The Bank On Me TV Reality show, which is currently being aired on Tuesday nights at 8.05pm on Barbados CBC TV Channel 8,  is a novel and exciting show which invites entrepreneurs to take on challenges and make their pitch in front a panel of esteemed judges for various forms of available investment and support. There were 28 contestants who were accepted and it is heartening to note that among them were: (1) Adams Aqualife – a commercial fish farm; and (2) Caribbean Villa Chefs. Adams Aqualife is expanding its production of Red Tilapia and Red Claw Crayfish for the local food market. Caribbean Villa Chefs is a mobile company offering private chefs and hospitality staff for private villas, residences and offices who entertain friends and clients locally and regionally.
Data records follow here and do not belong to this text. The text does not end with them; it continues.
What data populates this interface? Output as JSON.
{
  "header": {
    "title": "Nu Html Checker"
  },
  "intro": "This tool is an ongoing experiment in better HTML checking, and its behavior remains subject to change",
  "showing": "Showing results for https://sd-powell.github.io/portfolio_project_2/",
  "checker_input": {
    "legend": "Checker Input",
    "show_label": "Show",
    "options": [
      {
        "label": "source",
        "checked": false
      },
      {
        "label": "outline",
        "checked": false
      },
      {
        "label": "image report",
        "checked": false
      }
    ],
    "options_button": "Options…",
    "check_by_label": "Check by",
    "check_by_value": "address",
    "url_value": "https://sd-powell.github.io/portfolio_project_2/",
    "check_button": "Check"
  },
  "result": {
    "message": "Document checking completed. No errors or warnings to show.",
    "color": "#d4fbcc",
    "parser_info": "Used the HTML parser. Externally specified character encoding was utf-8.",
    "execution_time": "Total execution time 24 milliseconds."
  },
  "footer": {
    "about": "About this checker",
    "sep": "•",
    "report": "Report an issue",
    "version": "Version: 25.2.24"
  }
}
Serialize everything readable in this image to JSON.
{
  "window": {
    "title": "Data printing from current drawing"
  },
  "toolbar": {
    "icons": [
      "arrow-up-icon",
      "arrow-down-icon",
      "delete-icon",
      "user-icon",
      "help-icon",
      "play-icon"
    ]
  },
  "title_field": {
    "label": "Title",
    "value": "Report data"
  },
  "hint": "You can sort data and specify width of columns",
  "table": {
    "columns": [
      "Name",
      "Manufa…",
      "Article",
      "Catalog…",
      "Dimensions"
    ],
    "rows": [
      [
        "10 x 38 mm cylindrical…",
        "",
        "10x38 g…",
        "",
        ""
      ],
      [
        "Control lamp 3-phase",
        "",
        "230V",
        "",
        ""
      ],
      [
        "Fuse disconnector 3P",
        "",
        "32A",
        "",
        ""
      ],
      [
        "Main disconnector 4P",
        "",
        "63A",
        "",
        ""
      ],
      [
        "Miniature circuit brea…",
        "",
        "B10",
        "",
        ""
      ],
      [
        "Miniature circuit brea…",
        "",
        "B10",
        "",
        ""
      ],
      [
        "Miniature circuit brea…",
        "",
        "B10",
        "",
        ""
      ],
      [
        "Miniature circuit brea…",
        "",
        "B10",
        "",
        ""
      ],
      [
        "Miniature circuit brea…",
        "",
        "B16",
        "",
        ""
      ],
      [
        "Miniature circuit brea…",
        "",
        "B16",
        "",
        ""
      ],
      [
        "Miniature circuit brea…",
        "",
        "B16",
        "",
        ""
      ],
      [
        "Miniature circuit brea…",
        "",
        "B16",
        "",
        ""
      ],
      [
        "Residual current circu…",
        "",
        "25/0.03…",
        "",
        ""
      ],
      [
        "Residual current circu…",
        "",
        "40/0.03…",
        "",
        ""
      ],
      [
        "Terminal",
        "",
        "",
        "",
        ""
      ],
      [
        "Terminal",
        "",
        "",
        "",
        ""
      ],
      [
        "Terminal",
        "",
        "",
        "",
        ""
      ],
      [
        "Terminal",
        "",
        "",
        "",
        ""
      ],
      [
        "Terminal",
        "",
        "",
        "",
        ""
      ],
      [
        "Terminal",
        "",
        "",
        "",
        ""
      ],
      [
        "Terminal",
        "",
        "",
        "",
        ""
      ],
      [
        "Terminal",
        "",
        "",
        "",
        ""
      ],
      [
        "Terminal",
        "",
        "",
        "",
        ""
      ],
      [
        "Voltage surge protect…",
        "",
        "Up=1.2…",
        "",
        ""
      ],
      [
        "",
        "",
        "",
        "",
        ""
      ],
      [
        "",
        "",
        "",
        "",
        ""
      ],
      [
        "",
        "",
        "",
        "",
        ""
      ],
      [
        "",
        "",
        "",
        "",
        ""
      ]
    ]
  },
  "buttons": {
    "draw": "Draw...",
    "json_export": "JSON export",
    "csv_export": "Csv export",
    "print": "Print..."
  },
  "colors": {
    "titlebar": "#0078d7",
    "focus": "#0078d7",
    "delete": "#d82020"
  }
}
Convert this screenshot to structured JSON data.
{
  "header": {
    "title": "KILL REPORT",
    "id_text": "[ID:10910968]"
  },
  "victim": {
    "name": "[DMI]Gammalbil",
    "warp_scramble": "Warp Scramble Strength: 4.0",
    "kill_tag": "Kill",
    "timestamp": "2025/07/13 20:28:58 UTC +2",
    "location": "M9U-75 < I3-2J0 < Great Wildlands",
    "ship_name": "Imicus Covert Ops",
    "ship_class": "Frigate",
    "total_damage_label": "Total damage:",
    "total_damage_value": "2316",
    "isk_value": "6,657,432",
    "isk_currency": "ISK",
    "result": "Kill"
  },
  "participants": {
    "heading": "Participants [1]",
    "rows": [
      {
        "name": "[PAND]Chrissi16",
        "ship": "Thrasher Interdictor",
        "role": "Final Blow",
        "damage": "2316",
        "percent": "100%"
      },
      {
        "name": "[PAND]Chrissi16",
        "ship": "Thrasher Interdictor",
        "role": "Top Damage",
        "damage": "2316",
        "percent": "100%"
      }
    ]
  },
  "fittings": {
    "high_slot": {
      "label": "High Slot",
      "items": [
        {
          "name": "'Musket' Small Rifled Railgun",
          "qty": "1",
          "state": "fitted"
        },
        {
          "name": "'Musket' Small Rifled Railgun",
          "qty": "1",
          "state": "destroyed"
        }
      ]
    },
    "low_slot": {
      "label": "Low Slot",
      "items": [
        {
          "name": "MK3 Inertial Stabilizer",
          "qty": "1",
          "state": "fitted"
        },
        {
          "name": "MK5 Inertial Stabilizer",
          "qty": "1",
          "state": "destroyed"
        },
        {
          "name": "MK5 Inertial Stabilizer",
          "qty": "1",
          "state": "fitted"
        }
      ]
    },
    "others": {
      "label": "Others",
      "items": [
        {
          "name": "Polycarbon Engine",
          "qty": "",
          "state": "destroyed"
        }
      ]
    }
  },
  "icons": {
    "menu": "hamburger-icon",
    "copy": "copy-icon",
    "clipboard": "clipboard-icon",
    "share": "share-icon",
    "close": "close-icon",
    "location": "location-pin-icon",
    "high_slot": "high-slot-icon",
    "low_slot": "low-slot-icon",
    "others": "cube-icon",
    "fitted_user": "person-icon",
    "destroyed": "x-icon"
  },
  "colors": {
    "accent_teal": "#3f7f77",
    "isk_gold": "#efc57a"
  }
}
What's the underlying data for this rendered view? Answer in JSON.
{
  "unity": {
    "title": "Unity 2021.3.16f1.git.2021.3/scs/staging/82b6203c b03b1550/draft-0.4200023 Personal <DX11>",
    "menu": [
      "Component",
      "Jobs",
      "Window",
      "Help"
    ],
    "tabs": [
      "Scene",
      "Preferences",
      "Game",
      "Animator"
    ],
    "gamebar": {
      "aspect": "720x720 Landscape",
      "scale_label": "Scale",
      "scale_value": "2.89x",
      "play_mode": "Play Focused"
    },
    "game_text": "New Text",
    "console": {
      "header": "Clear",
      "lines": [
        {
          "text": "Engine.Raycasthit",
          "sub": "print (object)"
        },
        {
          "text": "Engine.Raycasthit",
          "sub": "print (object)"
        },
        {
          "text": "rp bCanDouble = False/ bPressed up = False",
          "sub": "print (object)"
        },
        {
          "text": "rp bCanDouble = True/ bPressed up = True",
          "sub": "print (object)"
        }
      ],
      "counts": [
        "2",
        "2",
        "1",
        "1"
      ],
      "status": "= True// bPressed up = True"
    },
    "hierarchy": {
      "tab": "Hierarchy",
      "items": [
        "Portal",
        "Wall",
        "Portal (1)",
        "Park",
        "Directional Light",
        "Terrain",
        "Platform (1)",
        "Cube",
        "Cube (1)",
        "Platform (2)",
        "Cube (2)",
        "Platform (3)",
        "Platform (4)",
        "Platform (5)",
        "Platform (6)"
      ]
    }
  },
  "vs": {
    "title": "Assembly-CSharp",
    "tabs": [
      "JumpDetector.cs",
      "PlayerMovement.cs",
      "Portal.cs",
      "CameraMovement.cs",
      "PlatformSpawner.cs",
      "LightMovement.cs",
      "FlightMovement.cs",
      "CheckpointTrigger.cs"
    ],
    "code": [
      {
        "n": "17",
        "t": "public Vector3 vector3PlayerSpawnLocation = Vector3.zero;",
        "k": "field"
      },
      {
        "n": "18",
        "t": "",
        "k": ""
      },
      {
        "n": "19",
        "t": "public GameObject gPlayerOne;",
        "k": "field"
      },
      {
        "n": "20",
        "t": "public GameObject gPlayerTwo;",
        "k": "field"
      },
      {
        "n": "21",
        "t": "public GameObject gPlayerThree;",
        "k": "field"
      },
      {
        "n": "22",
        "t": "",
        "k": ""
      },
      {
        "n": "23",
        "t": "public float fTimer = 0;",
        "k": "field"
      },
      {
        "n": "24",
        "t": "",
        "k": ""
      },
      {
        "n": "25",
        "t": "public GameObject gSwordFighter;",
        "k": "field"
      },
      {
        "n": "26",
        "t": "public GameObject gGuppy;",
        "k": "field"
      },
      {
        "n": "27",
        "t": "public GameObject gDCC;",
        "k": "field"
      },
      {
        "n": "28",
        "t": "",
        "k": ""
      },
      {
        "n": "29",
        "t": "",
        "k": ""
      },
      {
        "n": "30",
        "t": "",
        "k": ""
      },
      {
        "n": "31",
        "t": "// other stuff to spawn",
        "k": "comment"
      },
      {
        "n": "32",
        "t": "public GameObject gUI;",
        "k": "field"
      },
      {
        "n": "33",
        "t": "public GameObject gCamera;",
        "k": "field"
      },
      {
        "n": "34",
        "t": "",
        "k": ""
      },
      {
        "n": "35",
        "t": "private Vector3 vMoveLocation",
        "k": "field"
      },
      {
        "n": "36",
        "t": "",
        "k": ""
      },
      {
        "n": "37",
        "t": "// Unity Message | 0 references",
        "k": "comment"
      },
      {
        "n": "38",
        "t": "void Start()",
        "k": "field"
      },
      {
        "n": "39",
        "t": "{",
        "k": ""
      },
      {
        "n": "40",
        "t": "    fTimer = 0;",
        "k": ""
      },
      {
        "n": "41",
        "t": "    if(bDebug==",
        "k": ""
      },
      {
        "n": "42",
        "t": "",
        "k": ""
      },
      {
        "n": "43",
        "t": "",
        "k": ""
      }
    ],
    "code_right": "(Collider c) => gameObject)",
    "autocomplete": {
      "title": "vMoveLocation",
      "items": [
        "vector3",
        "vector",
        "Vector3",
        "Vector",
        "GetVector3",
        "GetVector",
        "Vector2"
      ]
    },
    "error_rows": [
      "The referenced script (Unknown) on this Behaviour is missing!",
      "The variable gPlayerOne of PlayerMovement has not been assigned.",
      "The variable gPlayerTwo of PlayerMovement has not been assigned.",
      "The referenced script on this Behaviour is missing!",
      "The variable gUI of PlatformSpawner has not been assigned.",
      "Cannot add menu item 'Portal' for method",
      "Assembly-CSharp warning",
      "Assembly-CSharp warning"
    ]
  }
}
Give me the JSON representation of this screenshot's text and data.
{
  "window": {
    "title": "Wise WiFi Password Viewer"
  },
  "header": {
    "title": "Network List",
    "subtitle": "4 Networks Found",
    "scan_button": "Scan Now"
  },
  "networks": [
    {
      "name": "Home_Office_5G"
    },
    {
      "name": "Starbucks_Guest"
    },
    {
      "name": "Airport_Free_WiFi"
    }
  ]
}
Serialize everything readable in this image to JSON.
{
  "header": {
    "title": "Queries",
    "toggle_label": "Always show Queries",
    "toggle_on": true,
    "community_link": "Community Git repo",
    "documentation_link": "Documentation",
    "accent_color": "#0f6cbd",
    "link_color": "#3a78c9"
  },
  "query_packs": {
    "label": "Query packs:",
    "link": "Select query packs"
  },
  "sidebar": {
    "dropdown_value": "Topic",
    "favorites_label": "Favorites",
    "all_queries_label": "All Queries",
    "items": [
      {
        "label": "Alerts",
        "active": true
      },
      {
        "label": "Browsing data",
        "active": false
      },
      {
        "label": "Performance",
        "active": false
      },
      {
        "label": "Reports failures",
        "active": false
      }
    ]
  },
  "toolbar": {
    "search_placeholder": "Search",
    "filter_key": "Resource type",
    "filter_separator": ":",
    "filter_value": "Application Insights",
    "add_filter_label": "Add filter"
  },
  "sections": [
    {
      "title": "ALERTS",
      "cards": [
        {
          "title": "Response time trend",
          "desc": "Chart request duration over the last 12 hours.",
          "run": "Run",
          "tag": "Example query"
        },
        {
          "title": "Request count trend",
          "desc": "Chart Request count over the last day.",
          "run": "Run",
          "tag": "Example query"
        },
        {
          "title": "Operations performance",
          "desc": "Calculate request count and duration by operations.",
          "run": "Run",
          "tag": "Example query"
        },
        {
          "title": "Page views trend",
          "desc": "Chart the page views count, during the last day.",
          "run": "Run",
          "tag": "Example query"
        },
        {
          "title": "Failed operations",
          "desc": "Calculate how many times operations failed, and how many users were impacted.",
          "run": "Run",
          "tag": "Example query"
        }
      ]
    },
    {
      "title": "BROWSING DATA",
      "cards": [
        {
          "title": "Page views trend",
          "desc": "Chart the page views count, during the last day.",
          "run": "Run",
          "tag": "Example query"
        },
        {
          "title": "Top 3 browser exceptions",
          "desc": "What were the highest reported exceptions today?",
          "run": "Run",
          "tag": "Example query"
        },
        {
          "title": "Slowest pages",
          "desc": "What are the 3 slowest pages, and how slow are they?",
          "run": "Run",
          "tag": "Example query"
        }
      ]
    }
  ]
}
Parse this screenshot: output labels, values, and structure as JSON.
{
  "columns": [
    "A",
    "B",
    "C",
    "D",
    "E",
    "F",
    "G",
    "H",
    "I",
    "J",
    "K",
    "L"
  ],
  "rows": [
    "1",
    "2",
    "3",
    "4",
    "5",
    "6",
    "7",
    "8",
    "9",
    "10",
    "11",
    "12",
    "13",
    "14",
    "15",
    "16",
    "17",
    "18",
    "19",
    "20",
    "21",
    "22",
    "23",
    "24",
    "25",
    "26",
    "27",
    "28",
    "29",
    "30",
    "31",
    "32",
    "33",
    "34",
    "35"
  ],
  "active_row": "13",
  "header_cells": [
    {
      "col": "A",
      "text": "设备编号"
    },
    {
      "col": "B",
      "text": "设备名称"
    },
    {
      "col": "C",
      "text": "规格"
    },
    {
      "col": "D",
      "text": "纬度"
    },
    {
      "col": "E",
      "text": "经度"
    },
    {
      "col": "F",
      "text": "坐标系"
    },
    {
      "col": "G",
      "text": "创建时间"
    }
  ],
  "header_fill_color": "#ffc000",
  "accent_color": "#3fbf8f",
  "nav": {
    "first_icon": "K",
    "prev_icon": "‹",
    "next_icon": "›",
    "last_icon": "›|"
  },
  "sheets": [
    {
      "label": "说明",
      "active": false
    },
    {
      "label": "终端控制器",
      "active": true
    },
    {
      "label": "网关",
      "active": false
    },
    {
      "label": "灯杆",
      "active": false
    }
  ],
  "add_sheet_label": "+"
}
The Barbados Society of Technologists on Agriculture (BSTA), which is the successor organisation to the Barbados Sugar Technologists’ Association (1939), meets monthly and is a wealth of information regarding agricultural business opportunities. They include (1) Crops  (Fresh or Processed): Ornamentals – Fruits – Herbs – Spices – Oil – Organic – Aloe Vera – Cotton – Sugar Cane -Vegetables – Root Crops; (2) Livestock (Fresh or Processed):Eggs and Poultry – Pork – Dairy – Beef – Lamb – Chevon; (3) Scotland District/ Marine Environment – Forestry – Craft – Sericulture – Vermiculture – Composting – Aquaculture and Exotic Aquarium Fish – Industrial Mining – Recreational – Hospitality – Eco Tourism; and (4) Fisheries (Fresh and Processing) – In Shore – Off Shore – Deep Sea.

There is no shortage of opportunities we just need vision and action which must include seed/venture capital finance and shepherding to mitigate the risk of failure. Let us invest in local foods and create local jobs.